In the United States, many forms of explicit price discrimination are illegal. However, there are ways to get around this by having the customers self-select into price points- anyone who has paid $800 for a plane ticket only to be sitting next to some guy who paid $200 6 months ago for his ticket knows what I am talking about. It seems as though Apple has taken advantage of this principle in a temporal sense, introducing its iPhone at a high price and then dropping the price by $200 two months later. As an economist, I say smart move, but apparently people are very upset (NYT). In fact, customers have made enough of a fuss that Steve Jobs has extended $100 store credits to the original iPhone owners. What irks me about the situation is that customers seem to be implying that Apple did something underhanded or shady, which is simply not the case. I have two immediate reactions to this:

1. If the iPhone were a high-fashion dress, no one would be batting an eyelash. It is commonly accepted practice in some other industries to pay a premium to get something first, when it is still new and hot rather than wait around until it is no longer new but on sale. If you were willing to pay $600 for a cool new toy, you were getting at least $600 of benefits from having the cool new toy. Get over it- you probably even got the $200 of benefits from people thinking you were cool because you had an iPhone first. Furthermore, Apple seemed to be selling plenty of iPhones at the beginning, so there probably would have been a shortage if it had been introduced at a lower price point. Someone should ask these upset consumers whether they would prefer a $600 iPhone or a waiting list.
2. I think this makes a point to those who think that behavioral economics describes phenomena that are on the fringe, as opposed to being central to "rational" decision-making. Clearly consumers' perceptions of fairness can and do have a big impact on market outcomes. (see Kahneman, Knetsch and Thaler's "Fairness as a Constraint on Profit Seeking: Entitlements in the Market") Behavioral economists would likely conjecture that customers would be less upset if they thought that Apple was reducing the price of the iPhone due to a sales slump.

Lastly, I have to point out my favorite part of the article:

"Ken Dulaney, a vice president at Gartner Research, said that in general starting high and dropping the price slowly was a smart strategy. By starting the price high, manufacturers can gauge early demand and reap greater profit from early adopters who are willing to pay any amount to be the first with a particular device. 'It’s probably a formula taught in business school,' Mr. Dulaney said."

You don't have to graduate from HBS to learn this stuff, all you need is a first-year microeconomics course!
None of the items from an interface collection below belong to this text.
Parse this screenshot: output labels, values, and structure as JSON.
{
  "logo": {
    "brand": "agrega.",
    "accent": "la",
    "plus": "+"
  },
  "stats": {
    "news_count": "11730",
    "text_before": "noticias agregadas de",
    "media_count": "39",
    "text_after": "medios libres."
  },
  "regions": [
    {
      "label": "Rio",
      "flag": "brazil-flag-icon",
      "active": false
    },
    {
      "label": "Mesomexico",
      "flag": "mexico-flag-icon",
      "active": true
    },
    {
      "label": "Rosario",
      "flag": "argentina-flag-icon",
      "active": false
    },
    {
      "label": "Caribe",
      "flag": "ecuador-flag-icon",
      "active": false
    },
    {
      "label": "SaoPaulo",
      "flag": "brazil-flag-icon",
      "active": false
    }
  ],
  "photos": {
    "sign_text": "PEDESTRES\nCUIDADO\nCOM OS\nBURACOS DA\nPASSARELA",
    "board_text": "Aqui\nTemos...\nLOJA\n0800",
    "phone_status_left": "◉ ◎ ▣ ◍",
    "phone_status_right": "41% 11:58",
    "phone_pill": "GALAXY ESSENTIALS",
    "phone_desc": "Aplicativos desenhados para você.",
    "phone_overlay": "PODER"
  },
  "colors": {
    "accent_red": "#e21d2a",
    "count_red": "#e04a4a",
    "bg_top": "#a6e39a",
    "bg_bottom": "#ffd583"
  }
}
That said, I'm going to go ask my iPhone-owning MBA student friend how he views the situation.

Update: Apparently Tyler Cowen agrees with me here. Economists of the world unite!

Tuesday, September 04, 2007

Who Needs Data Anyway?

This is disturbing (from the NYT):

"Just before the break, the House of Representatives passed a bill that would cut $23.6 million from the bureau’s 2008 budget for compiling the nation’s most important economic statistics. A cut of that size would result in the largest loss of source data since the government started keeping the statistics during the Great Depression, impairing the accuracy of figures on economic growth, consumer spending, corporate profits, labor productivity, inflation and other benchmark indicators."

Eh, I suppose I really wanted to be a theory person anyway. Sarcasm aside though, I find it very frustrating that, at a time where economics is becoming more popular (and people increasingly understand the importance of economic analysis) and students and researchers at all levels are learning advanced techniques to analyze economic data, one of the main providers of data is deciding that its collection is declining in priority. My guess is that the government will replace at least some of the cost by giving grants to other institutions to collect such information.